A message on the Chinese mobile service We Chat is making the rounds, calling on Chinese international students to stop Lhamo from becoming president. (CBC)

“At first, of course, it takes you aback,” Lhamo said in an interview with CBC News.

“As a leader within the community, it’s heartbreaking to see sometimes that your constituents or your students that you are so passionate about serving are upset about you.”

Foreign influence ‘beyond plausible’

Beyond that, Lhamo said she is worried about her safety and took her concerns to the University of Toronto. On Monday, the students union made the decision to close her office due to security concerns.

The onslaught of hate also has Lhamo questioning whether larger forces might be behind the harassment.

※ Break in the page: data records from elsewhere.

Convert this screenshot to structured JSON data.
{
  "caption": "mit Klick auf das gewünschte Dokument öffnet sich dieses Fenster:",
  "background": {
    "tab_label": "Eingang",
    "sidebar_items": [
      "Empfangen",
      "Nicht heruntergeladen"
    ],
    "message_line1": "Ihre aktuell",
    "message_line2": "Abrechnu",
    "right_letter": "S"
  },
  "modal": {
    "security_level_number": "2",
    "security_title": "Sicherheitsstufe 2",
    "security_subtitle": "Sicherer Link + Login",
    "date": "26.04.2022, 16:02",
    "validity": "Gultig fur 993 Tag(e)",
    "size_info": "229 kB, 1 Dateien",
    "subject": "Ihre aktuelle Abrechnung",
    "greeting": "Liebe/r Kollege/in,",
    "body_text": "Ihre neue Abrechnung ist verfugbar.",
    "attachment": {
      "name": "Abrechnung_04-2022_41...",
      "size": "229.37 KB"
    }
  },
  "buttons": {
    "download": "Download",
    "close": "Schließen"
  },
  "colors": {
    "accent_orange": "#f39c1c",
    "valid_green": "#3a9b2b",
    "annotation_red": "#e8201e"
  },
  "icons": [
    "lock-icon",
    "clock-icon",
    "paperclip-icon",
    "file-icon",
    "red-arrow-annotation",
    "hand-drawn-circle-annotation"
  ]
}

That’s something Michel Juneau-Katsuya, a former senior CSIS official for the Asia-Pacific region, said would be entirely consistent with what he observed during his 40 years in the intelligence service.

“I would have expected such a thing … particularly because she’s a young woman who has been actively involved in her circle of free Tibet,” said Juneau-Katsuya, acknowledging he didn’t have definitive proof of foreign influence in Lhamo’s case.

Lhamo’s participation in groups supportive of Tibetan independence from China would have made her a threat in the eyes of the Chinese intelligence services, Juneau-Katsuya said.

Asked if Chinese government forces might be at play in the campaign against Lhamo, Juneau-Katsuya said, “it’s beyond plausible.”

“The university centres have always been a great pull of attraction for either stealing intellectual property or trying to influence politically,” he said.

Academic cautions against ‘hyped-up’ allegations

As an example, Juneau-Katsuya cited the Confucius Institute, a Beijing-run cultural organization which has been criticized as an attempt by the Chinese government to conduct surveillance and extend its political influence.

Over the years, several Confucius Institute programs across Canada and the United States have closed amid concerns about their aims, with the Toronto District School Board voting to end its partnership with the organization in 2014.

“It is their strategy to try to undermine, to try to mute any form of opposition or dissidence that could at one point or another gain access to a mic,” Juneau-Katsuya said.

But at least one academic cautions against making assumptions about the source of the vitriol.

Lynette Ong, a professor of political science at the University of Toronto’s Munk School of Global Affairs and Public Policy, said that in the wake of the arrest of Huawei CFO Meng Wanzhou and subsequent arrest of two Canadians in China, “public opinion has shifted significantly against the Chinese community.

“It is of utmost importance to separate Chinese students, individuals, companies from the Chinese government,” said Ong. “Given the tense bilateral Canada-China relations now, any hyped-up allegations without firm evidence does no good to any parties.”

Chinese embassy doesn’t respond

The Chinese embassy in Ottawa didn’t respond to questions about the extent of its involvement with student groups on Canadian campuses or whether it has a position on Lhamo’s election.

The Ladder Street, a student group at the University of Toronto Scarborough campus, did not respond to inquiries about whether it was behind the WeChat message or whether it receives support from the Chinese government.

Global Affairs Canada did not immediately respond to requests for comment.

Asked if the University of Toronto was investigating the source of the online vitriol against Lhamo, spokesperson Don Campbell said, “We continue to be in touch with the student. The extent of our focus is on making sure she feels safe and is aware of university services available to her.”

Lhamo said she would like to see more action from the university, including a formal investigation.

For now, she said she sees the online attacks against her as an opportunity to put the values she said she was raised with into practice.

“This is my chance … to test myself whether or not I can be patient and have compassion for other entities that don’t necessarily feel the same way towards me.”

Source: ‘China is your daddy’: Backlash against Tibetan student’s election prompts questions about foreign influence